The slippery slope fallacy is a form of negative reasoning from consequences, in which a proposed action is incorrectly presumed to lead to a negative outcome. An example can be the case of someone (person 1) wanting to engage in a behaviour that another person (person 2) disapproves of. Person 1 might warn against this behaviour, and argue that it may lead to other, similar behaviours, despite the fact that there is no basis for assuming that the other behaviours will automatically follow.
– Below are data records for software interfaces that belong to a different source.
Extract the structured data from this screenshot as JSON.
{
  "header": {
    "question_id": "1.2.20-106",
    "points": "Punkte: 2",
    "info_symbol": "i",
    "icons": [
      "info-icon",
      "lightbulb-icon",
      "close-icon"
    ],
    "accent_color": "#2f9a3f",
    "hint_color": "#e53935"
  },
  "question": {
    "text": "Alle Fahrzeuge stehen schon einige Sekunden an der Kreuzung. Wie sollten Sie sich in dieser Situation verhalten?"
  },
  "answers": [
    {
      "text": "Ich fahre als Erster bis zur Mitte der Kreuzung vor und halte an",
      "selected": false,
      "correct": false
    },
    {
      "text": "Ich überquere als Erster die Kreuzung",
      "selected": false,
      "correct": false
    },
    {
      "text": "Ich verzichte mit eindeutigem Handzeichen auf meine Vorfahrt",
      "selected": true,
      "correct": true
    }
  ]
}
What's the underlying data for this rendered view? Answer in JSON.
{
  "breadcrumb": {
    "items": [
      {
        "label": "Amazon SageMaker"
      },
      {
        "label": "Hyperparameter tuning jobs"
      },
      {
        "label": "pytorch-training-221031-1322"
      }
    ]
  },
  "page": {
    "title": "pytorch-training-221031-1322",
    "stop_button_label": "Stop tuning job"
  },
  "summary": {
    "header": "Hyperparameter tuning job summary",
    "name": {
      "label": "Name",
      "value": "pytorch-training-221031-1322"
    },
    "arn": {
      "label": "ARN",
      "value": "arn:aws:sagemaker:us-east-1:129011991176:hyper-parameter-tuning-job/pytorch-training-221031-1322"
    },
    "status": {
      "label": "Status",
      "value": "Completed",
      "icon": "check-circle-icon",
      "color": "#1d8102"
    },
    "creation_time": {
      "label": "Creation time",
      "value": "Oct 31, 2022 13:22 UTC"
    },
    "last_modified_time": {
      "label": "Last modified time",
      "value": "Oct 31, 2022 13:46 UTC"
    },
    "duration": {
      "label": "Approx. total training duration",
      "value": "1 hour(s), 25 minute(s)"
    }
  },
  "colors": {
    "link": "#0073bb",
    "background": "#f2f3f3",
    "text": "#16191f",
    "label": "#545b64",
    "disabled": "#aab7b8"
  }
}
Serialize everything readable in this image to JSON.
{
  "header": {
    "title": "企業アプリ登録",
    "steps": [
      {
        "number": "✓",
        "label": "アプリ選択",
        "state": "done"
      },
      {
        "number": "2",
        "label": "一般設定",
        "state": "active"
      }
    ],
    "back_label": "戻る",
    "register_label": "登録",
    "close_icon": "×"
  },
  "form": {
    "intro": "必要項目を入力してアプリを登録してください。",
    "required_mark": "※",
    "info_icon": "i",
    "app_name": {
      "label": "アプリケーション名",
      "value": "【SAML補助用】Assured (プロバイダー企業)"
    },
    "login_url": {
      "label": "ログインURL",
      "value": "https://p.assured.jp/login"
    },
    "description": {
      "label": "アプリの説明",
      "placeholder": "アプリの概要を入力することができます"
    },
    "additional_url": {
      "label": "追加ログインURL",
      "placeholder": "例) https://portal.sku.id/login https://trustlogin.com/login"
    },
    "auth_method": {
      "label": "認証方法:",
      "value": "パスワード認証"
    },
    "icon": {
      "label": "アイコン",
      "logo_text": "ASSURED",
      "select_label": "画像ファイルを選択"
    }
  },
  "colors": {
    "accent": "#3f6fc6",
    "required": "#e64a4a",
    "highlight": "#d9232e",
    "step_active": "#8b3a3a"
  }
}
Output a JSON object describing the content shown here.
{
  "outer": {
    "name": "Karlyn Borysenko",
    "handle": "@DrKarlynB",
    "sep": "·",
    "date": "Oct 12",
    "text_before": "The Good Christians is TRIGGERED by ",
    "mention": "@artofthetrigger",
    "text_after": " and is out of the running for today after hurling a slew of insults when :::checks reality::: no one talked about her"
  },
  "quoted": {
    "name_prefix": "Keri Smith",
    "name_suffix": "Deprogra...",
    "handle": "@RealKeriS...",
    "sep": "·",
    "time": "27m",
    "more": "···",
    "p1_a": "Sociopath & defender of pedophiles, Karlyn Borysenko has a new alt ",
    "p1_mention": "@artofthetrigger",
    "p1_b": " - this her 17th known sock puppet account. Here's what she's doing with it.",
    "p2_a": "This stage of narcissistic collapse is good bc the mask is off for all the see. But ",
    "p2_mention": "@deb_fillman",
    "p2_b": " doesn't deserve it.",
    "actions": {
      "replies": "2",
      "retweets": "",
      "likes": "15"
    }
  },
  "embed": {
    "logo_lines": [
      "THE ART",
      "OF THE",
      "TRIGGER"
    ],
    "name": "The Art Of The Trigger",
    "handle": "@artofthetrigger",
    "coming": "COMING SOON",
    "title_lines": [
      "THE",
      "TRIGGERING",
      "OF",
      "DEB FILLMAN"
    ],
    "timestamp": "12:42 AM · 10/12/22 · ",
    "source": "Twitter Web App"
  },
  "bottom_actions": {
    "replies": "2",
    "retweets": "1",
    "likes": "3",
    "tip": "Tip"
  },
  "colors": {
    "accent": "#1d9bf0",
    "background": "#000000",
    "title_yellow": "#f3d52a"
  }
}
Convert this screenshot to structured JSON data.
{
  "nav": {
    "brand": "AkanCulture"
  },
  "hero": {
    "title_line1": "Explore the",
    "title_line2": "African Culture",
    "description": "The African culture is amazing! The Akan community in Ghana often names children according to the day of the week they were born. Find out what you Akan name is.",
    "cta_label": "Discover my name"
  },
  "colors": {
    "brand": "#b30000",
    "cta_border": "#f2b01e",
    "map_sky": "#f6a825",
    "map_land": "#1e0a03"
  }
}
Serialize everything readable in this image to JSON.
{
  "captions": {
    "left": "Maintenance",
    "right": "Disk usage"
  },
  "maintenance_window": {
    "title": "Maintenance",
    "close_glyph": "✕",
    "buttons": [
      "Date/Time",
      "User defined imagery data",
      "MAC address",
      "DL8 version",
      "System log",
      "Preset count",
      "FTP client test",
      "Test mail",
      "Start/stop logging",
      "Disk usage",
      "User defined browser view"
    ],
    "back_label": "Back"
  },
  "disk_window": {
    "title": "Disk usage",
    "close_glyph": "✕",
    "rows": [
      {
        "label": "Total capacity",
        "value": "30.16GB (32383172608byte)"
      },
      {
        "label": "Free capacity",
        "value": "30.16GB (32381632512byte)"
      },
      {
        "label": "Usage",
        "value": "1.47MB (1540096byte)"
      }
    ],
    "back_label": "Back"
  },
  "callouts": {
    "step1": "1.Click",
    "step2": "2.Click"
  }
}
Tindale, C. W. (2007). “Correlation and Cause”. In Fallacies and Argument Appraisal “. Cambridge: Cambridge University Press. 185.